Work instruction
The expected output is the full data, repeated exactly, without pictures.

(Data for this task Opens)

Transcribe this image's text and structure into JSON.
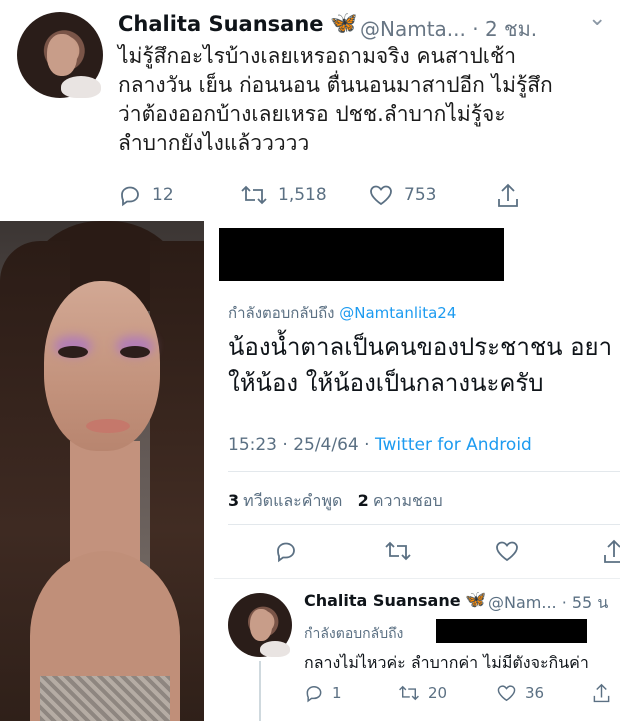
{
  "tweet_top": {
    "name": "Chalita Suansane",
    "badge": "🦋",
    "handle_time": "@Namta... · 2 ชม.",
    "more": "⌄",
    "lines": [
      "ไม่รู้สึกอะไรบ้างเลยเหรอถามจริง คนสาปเช้า",
      "กลางวัน เย็น ก่อนนอน ตื่นนอนมาสาปอีก ไม่รู้สึก",
      "ว่าต้องออกบ้างเลยเหรอ ปชช.ลำบากไม่รู้จะ",
      "ลำบากยังไงแล้ววววว"
    ],
    "replies": "12",
    "retweets": "1,518",
    "likes": "753",
    "icons": [
      "reply-icon",
      "retweet-icon",
      "like-icon",
      "share-icon"
    ]
  },
  "tweet_mid": {
    "reply_prefix": "กำลังตอบกลับถึง ",
    "reply_handle": "@Namtanlita24",
    "lines": [
      "น้องน้ำตาลเป็นคนของประชาชน อยา",
      "ให้น้อง ให้น้องเป็นกลางนะครับ"
    ],
    "time_date": "15:23 · 25/4/64 · ",
    "source": "Twitter for Android",
    "retweet_count": "3",
    "retweet_label": "ทวีตและคำพูด",
    "like_count": "2",
    "like_label": "ความชอบ"
  },
  "tweet_bottom": {
    "name": "Chalita Suansane",
    "badge": "🦋",
    "handle_time": "@Nam... · 55 น",
    "reply_prefix": "กำลังตอบกลับถึง",
    "text": "กลางไม่ไหวค่ะ ลำบากค่า ไม่มีตังจะกินค่า",
    "replies": "1",
    "retweets": "20",
    "likes": "36"
  },
  "colors": {
    "link_blue": "#1d9bf0",
    "muted_gray": "#5b7083",
    "redaction": "#000000"
  }
}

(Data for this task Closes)

Result of this task
Transcribe this image's text and structure into JSON.
{
  "tweet_top": {
    "name": "Chalita Suansane",
    "badge": "🦋",
    "handle_time": "@Namta... · 2 ชม.",
    "more": "⌄",
    "lines": [
      "ไม่รู้สึกอะไรบ้างเลยเหรอถามจริง คนสาปเช้า",
      "กลางวัน เย็น ก่อนนอน ตื่นนอนมาสาปอีก ไม่รู้สึก",
      "ว่าต้องออกบ้างเลยเหรอ ปชช.ลำบากไม่รู้จะ",
      "ลำบากยังไงแล้ววววว"
    ],
    "replies": "12",
    "retweets": "1,518",
    "likes": "753",
    "icons": [
      "reply-icon",
      "retweet-icon",
      "like-icon",
      "share-icon"
    ]
  },
  "tweet_mid": {
    "reply_prefix": "กำลังตอบกลับถึง ",
    "reply_handle": "@Namtanlita24",
    "lines": [
      "น้องน้ำตาลเป็นคนของประชาชน อยา",
      "ให้น้อง ให้น้องเป็นกลางนะครับ"
    ],
    "time_date": "15:23 · 25/4/64 · ",
    "source": "Twitter for Android",
    "retweet_count": "3",
    "retweet_label": "ทวีตและคำพูด",
    "like_count": "2",
    "like_label": "ความชอบ"
  },
  "tweet_bottom": {
    "name": "Chalita Suansane",
    "badge": "🦋",
    "handle_time": "@Nam... · 55 น",
    "reply_prefix": "กำลังตอบกลับถึง",
    "text": "กลางไม่ไหวค่ะ ลำบากค่า ไม่มีตังจะกินค่า",
    "replies": "1",
    "retweets": "20",
    "likes": "36"
  },
  "colors": {
    "link_blue": "#1d9bf0",
    "muted_gray": "#5b7083",
    "redaction": "#000000"
  }
}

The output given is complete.